Meanwhile, the actual metal body frame is powered by a rechargeable battery with a multi-day charge. The skin is chrome implanted RealSkinn similar to the type used on cyberlimbs; it's soft, warm, but hairless and shiny. There's a neural net that ties sensors in the skin to the brain--the tech is similar to what is used for things like the Mr. Studd sexual implant.
At the start of the 21st century, medical prostheses were mainly implants used to replace parts of the body, such as a teeth, facial bone, palate, or joints. Cyberware in the modern day was the evolution of prostheses. In order to save human lives medical science created artificial heart valves, extremities, or vertebras; this to allow the patients who suffered from severe body trauma to function normally in society.
During the First Central American War of the early 1990s, the development of cyberware increased significantly when thousands of American soldiers were coming home severely injured. Medical cyberware became more sophisticated and widespread as technology progressed. Japan and Germany were at the forefront of development and research as the medicine was evolving. However despite the amazing innovations in the medical field and how widespread the cyberware was becoming, it was still expensive. The first prosthetic arm didn't have any fingers, instead it had a crude gripper and the arm as a whole was heavy. These primitive designs of the 1990s are known as the Generation Zero designs.
The postwar medical cyberware prosthesis development helped to speed up the miniaturization process. Reinforced spines and joints were first designed for workers, air filters grafted in the upper respiratory tracts for those working in polluted environments. Cybernetic enhancements were also produced for warfare during this Industrial Cyberware Revolution during the 2010s. The first crucibles that were designed these combat implants was the Second Central American War, as well as the Second and Third Corporate War. In the US the megacorporation, Militech, enhanced their soldiers enabling their bodies to increase their carrying capacity and direct connections to personal motion trackers and range finders.

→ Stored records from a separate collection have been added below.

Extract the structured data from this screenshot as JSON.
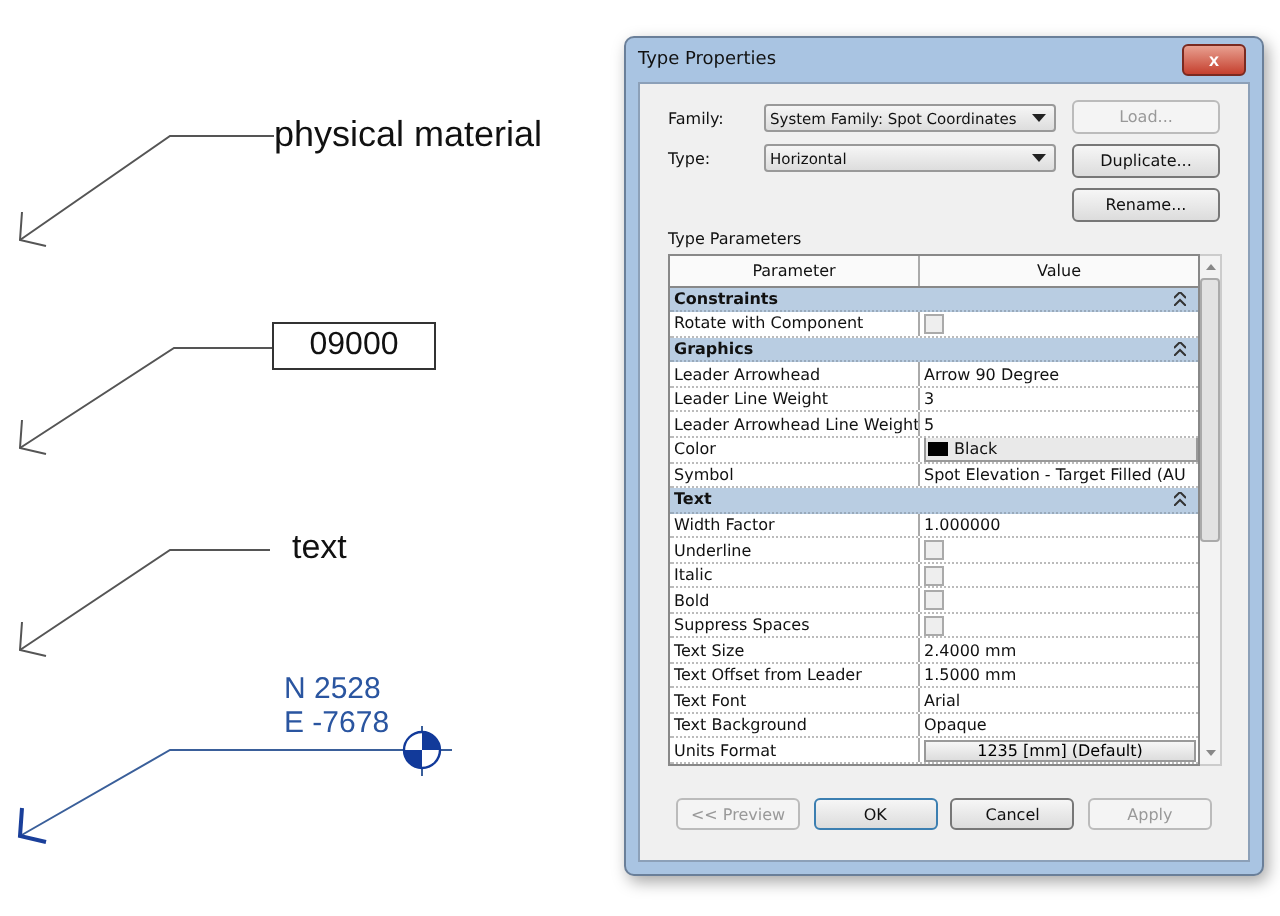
{
  "annotations": [
    {
      "kind": "plain",
      "text": "physical material"
    },
    {
      "kind": "boxed",
      "text": "09000"
    },
    {
      "kind": "plain",
      "text": "text"
    },
    {
      "kind": "coordinates",
      "lines": [
        "N 2528",
        "E -7678"
      ]
    }
  ],
  "dialog": {
    "title": "Type Properties",
    "close": "x",
    "family": {
      "label": "Family:",
      "value": "System Family: Spot Coordinates"
    },
    "type": {
      "label": "Type:",
      "value": "Horizontal"
    },
    "side_buttons": [
      {
        "label": "Load...",
        "disabled": true
      },
      {
        "label": "Duplicate...",
        "disabled": false
      },
      {
        "label": "Rename...",
        "disabled": false
      }
    ],
    "section_label": "Type Parameters",
    "columns": [
      "Parameter",
      "Value"
    ],
    "rows": [
      {
        "kind": "section",
        "name": "Constraints"
      },
      {
        "kind": "checkbox",
        "name": "Rotate with Component",
        "checked": false
      },
      {
        "kind": "section",
        "name": "Graphics"
      },
      {
        "kind": "text",
        "name": "Leader Arrowhead",
        "value": "Arrow 90 Degree"
      },
      {
        "kind": "text",
        "name": "Leader Line Weight",
        "value": "3"
      },
      {
        "kind": "text",
        "name": "Leader Arrowhead Line Weight",
        "value": "5"
      },
      {
        "kind": "color",
        "name": "Color",
        "value": "Black",
        "color": "#000000"
      },
      {
        "kind": "text",
        "name": "Symbol",
        "value": "Spot Elevation - Target Filled (AU"
      },
      {
        "kind": "section",
        "name": "Text"
      },
      {
        "kind": "text",
        "name": "Width Factor",
        "value": "1.000000"
      },
      {
        "kind": "checkbox",
        "name": "Underline",
        "checked": false
      },
      {
        "kind": "checkbox",
        "name": "Italic",
        "checked": false
      },
      {
        "kind": "checkbox",
        "name": "Bold",
        "checked": false
      },
      {
        "kind": "checkbox",
        "name": "Suppress Spaces",
        "checked": false
      },
      {
        "kind": "text",
        "name": "Text Size",
        "value": "2.4000 mm"
      },
      {
        "kind": "text",
        "name": "Text Offset from Leader",
        "value": "1.5000 mm"
      },
      {
        "kind": "text",
        "name": "Text Font",
        "value": "Arial"
      },
      {
        "kind": "text",
        "name": "Text Background",
        "value": "Opaque"
      },
      {
        "kind": "button",
        "name": "Units Format",
        "value": "1235 [mm] (Default)"
      }
    ],
    "buttons": [
      {
        "label": "<< Preview",
        "disabled": true
      },
      {
        "label": "OK",
        "disabled": false
      },
      {
        "label": "Cancel",
        "disabled": false
      },
      {
        "label": "Apply",
        "disabled": true
      }
    ]
  }
}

An arms race began between private armies that belonged to megacorporations such as Arasaka that still continue in 2077. Generation One cyberware is often found in black markets, usually found in the possession of poor citizens who can't afford anything better. Generation One is usually made of metal and plastic.
The cybermedical market started to boom after the wars. The same corporations that would take part in the wars now saw more opportunities to profit from their lines of medical implants. Cyberweapons were also developed during this time.

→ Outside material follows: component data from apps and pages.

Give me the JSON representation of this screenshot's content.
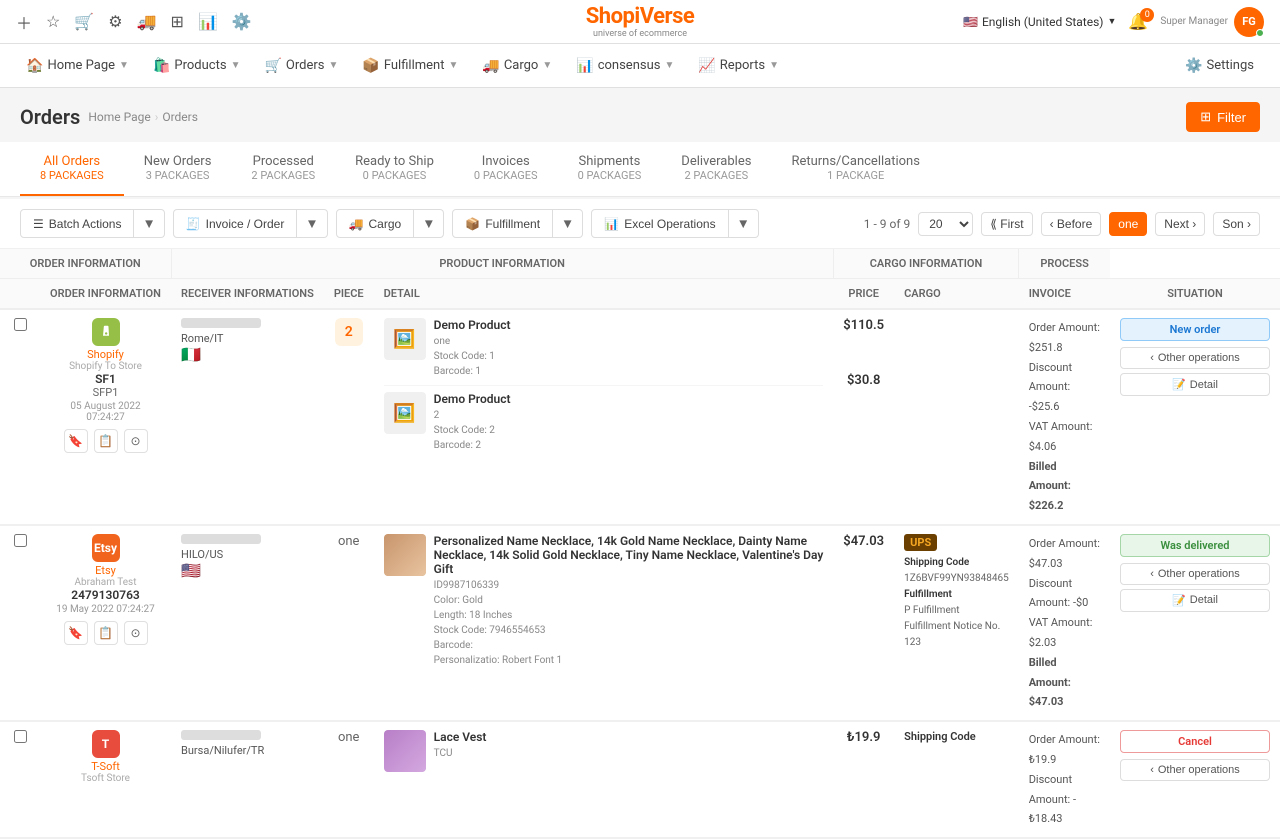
{
  "app": {
    "logo": "ShopiVerse",
    "logo_sub": "universe of ecommerce",
    "lang": "English (United States)",
    "bell_count": "0",
    "user_name": "FG",
    "user_display": "Super Manager"
  },
  "nav": {
    "items": [
      {
        "id": "home",
        "label": "Home Page",
        "icon": "🏠",
        "has_dropdown": true
      },
      {
        "id": "products",
        "label": "Products",
        "icon": "🛍️",
        "has_dropdown": true
      },
      {
        "id": "orders",
        "label": "Orders",
        "icon": "🛒",
        "has_dropdown": true
      },
      {
        "id": "fulfillment",
        "label": "Fulfillment",
        "icon": "📦",
        "has_dropdown": true
      },
      {
        "id": "cargo",
        "label": "Cargo",
        "icon": "🚚",
        "has_dropdown": true
      },
      {
        "id": "consensus",
        "label": "consensus",
        "icon": "📊",
        "has_dropdown": true
      },
      {
        "id": "reports",
        "label": "Reports",
        "icon": "📈",
        "has_dropdown": true
      },
      {
        "id": "settings",
        "label": "Settings",
        "icon": "⚙️",
        "has_dropdown": false
      }
    ]
  },
  "page": {
    "title": "Orders",
    "breadcrumb": [
      "Home Page",
      "Orders"
    ],
    "filter_btn": "Filter"
  },
  "tabs": [
    {
      "id": "all",
      "label": "All Orders",
      "count": "8 PACKAGES",
      "active": true
    },
    {
      "id": "new",
      "label": "New Orders",
      "count": "3 PACKAGES",
      "active": false
    },
    {
      "id": "processed",
      "label": "Processed",
      "count": "2 PACKAGES",
      "active": false
    },
    {
      "id": "ready",
      "label": "Ready to Ship",
      "count": "0 PACKAGES",
      "active": false
    },
    {
      "id": "invoices",
      "label": "Invoices",
      "count": "0 PACKAGES",
      "active": false
    },
    {
      "id": "shipments",
      "label": "Shipments",
      "count": "0 PACKAGES",
      "active": false
    },
    {
      "id": "deliverables",
      "label": "Deliverables",
      "count": "2 PACKAGES",
      "active": false
    },
    {
      "id": "returns",
      "label": "Returns/Cancellations",
      "count": "1 PACKAGE",
      "active": false
    }
  ],
  "toolbar": {
    "batch_actions": "Batch Actions",
    "invoice_order": "Invoice / Order",
    "cargo": "Cargo",
    "fulfillment": "Fulfillment",
    "excel_operations": "Excel Operations",
    "page_info": "1 - 9 of 9",
    "page_size": "20",
    "pagination": [
      "First",
      "Before",
      "one",
      "Next ›",
      "Son ›"
    ],
    "active_page": "one"
  },
  "table": {
    "section_headers": [
      "ORDER INFORMATION",
      "PRODUCT INFORMATION",
      "CARGO INFORMATION",
      "PROCESS"
    ],
    "col_headers": [
      "ORDER INFORMATION",
      "RECEIVER INFORMATIONS",
      "PIECE",
      "DETAIL",
      "PRICE",
      "CARGO",
      "INVOICE",
      "SITUATION"
    ],
    "rows": [
      {
        "id": "row1",
        "store_type": "shopify",
        "store_name": "Shopify",
        "store_link": "Shopify To Store",
        "order_code": "SF1",
        "order_ref": "SFP1",
        "order_date": "05 August 2022 07:24:27",
        "receiver_location": "Rome/IT",
        "receiver_flag": "🇮🇹",
        "piece": "2",
        "products": [
          {
            "name": "Demo Product",
            "meta_lines": [
              "one",
              "Stock Code: 1",
              "Barcode: 1"
            ],
            "price": "$110.5"
          },
          {
            "name": "Demo Product",
            "meta_lines": [
              "2",
              "Stock Code: 2",
              "Barcode: 2"
            ],
            "price": "$30.8"
          }
        ],
        "cargo": "",
        "cargo_detail": "",
        "order_amount": "$251.8",
        "discount_amount": "-$25.6",
        "vat_amount": "$4.06",
        "billed_amount": "$226.2",
        "status": "New order",
        "status_class": "status-new",
        "other_ops": "Other operations",
        "detail": "Detail"
      },
      {
        "id": "row2",
        "store_type": "etsy",
        "store_name": "Etsy",
        "store_link": "Abraham Test",
        "order_code": "2479130763",
        "order_ref": "",
        "order_date": "19 May 2022 07:24:27",
        "receiver_location": "HILO/US",
        "receiver_flag": "🇺🇸",
        "piece": "one",
        "products": [
          {
            "name": "Personalized Name Necklace, 14k Gold Name Necklace, Dainty Name Necklace, 14k Solid Gold Necklace, Tiny Name Necklace, Valentine's Day Gift",
            "meta_lines": [
              "ID9987106339",
              "Color: Gold",
              "Length: 18 Inches",
              "Stock Code: 7946554653",
              "Barcode:",
              "Personalizatio: Robert Font 1"
            ],
            "price": "$47.03",
            "has_img": true
          }
        ],
        "cargo": "UPS",
        "shipping_code": "Shipping Code",
        "shipping_code_val": "1Z6BVF99YN93848465",
        "cargo_type": "Fulfillment",
        "cargo_p": "P Fulfillment",
        "fulfillment_notice": "Fulfillment Notice No.",
        "fulfillment_notice_no": "123",
        "order_amount": "$47.03",
        "discount_amount": "-$0",
        "vat_amount": "$2.03",
        "billed_amount": "$47.03",
        "status": "Was delivered",
        "status_class": "status-delivered",
        "other_ops": "Other operations",
        "detail": "Detail"
      },
      {
        "id": "row3",
        "store_type": "tsoft",
        "store_name": "T-Soft",
        "store_link": "Tsoft Store",
        "order_code": "",
        "order_ref": "",
        "order_date": "",
        "receiver_location": "Bursa/Nilufer/TR",
        "receiver_flag": "",
        "piece": "one",
        "products": [
          {
            "name": "Lace Vest",
            "meta_lines": [
              "TCU"
            ],
            "price": "₺19.9",
            "has_img": true
          }
        ],
        "cargo": "Shipping Code",
        "order_amount": "₺19.9",
        "discount_amount": "-₺18.43",
        "vat_amount": "",
        "billed_amount": "",
        "status": "Cancel",
        "status_class": "status-cancel",
        "other_ops": "Other operations",
        "detail": ""
      }
    ]
  }
}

- BATYLDA, M. The World of Cyberpunk 2077. 1st ed. Milwaukie, OR; Dark Horse Comics, 2020.